- Opening Delimiter -
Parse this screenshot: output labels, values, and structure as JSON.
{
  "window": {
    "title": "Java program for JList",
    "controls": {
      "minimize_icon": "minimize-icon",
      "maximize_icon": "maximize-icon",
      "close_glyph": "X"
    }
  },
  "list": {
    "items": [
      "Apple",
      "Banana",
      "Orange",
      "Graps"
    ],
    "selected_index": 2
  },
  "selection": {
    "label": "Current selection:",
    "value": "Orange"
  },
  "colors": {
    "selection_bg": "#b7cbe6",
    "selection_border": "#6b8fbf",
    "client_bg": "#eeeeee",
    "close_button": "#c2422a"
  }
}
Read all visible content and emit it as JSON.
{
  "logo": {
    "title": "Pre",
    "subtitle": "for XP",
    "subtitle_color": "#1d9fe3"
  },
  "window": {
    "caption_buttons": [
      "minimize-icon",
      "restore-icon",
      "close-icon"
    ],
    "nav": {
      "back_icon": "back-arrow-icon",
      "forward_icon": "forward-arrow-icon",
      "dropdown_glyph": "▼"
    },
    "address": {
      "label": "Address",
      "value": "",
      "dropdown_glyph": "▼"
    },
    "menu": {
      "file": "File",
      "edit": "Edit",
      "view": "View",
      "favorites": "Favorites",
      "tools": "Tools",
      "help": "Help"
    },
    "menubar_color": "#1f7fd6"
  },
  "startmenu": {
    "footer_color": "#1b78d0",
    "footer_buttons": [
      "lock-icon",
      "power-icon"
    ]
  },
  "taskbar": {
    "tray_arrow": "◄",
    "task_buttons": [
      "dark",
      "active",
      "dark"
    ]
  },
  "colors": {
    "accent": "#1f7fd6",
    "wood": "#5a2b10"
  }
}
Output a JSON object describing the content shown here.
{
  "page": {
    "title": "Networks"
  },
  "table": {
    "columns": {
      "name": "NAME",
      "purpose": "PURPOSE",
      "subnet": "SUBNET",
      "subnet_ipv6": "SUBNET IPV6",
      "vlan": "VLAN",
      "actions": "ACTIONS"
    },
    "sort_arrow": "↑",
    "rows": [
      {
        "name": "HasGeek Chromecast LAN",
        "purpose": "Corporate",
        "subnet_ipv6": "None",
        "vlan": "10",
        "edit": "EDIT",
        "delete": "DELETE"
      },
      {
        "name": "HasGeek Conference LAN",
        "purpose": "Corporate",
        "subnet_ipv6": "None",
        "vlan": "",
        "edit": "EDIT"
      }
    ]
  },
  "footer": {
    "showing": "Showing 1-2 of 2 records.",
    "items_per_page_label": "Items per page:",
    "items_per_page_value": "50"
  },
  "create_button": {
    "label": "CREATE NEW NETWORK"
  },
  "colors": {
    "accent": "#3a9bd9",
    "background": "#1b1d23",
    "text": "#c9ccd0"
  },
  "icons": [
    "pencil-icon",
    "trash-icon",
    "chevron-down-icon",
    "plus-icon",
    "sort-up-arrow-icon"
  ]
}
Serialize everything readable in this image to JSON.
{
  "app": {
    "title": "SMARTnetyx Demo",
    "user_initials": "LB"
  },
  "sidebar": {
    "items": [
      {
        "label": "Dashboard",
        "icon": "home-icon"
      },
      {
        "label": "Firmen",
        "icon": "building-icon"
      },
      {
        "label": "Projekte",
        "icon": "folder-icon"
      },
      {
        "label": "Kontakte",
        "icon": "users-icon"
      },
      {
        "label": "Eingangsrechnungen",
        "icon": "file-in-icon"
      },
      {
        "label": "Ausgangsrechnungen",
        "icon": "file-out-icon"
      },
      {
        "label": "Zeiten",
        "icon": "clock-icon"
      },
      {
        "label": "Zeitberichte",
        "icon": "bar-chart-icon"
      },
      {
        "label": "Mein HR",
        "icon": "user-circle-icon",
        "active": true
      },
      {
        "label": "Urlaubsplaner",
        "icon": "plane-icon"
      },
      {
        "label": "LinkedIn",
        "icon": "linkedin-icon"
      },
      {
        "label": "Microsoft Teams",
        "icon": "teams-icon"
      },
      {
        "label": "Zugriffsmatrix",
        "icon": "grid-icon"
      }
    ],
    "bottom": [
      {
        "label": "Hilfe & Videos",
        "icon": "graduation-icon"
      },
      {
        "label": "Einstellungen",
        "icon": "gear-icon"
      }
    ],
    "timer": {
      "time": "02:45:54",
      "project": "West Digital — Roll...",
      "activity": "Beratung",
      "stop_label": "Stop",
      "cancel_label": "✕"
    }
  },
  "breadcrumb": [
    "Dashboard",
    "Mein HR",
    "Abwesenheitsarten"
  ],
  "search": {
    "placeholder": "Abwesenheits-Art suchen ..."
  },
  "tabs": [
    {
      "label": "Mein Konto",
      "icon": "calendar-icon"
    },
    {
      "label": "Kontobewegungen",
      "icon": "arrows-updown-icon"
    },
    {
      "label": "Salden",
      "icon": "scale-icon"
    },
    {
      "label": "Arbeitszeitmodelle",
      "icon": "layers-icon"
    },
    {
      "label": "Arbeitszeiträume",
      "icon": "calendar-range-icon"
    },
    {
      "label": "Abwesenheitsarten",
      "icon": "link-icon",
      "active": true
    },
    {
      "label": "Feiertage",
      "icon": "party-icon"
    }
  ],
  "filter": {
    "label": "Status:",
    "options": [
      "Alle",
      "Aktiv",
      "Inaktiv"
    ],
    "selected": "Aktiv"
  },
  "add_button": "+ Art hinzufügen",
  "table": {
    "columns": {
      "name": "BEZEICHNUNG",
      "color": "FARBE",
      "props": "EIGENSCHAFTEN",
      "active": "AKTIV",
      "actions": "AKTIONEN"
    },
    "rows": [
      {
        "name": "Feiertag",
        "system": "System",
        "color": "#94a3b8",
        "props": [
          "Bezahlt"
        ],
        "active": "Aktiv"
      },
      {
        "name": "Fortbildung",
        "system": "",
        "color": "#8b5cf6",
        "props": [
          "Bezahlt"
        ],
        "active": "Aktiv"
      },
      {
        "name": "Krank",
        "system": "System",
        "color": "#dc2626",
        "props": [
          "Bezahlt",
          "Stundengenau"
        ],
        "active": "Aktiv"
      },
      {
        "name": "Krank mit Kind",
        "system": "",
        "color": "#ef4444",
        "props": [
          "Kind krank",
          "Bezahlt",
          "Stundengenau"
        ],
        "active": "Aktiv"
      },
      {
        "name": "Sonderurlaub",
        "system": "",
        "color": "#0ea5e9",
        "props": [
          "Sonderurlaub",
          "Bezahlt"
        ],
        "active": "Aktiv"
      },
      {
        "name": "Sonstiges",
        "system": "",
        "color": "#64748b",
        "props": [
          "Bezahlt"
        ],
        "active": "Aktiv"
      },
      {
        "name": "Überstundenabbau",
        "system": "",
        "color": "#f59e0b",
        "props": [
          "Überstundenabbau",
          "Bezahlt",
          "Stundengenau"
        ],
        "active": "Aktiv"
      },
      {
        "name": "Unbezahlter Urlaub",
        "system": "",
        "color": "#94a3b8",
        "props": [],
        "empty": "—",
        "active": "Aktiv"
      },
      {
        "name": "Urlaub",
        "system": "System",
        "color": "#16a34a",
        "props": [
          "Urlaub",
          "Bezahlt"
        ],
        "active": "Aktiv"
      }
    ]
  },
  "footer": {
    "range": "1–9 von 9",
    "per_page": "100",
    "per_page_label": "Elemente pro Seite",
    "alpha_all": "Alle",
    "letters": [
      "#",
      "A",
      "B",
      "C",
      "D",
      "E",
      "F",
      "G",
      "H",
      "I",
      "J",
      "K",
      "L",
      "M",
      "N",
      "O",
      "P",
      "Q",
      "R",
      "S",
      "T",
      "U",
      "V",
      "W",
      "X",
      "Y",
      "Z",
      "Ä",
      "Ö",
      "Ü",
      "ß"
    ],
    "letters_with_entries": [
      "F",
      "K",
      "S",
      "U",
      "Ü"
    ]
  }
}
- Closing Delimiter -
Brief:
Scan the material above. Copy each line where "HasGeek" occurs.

Your solution:
        "name": "HasGeek Chromecast LAN",
        "name": "HasGeek Conference LAN",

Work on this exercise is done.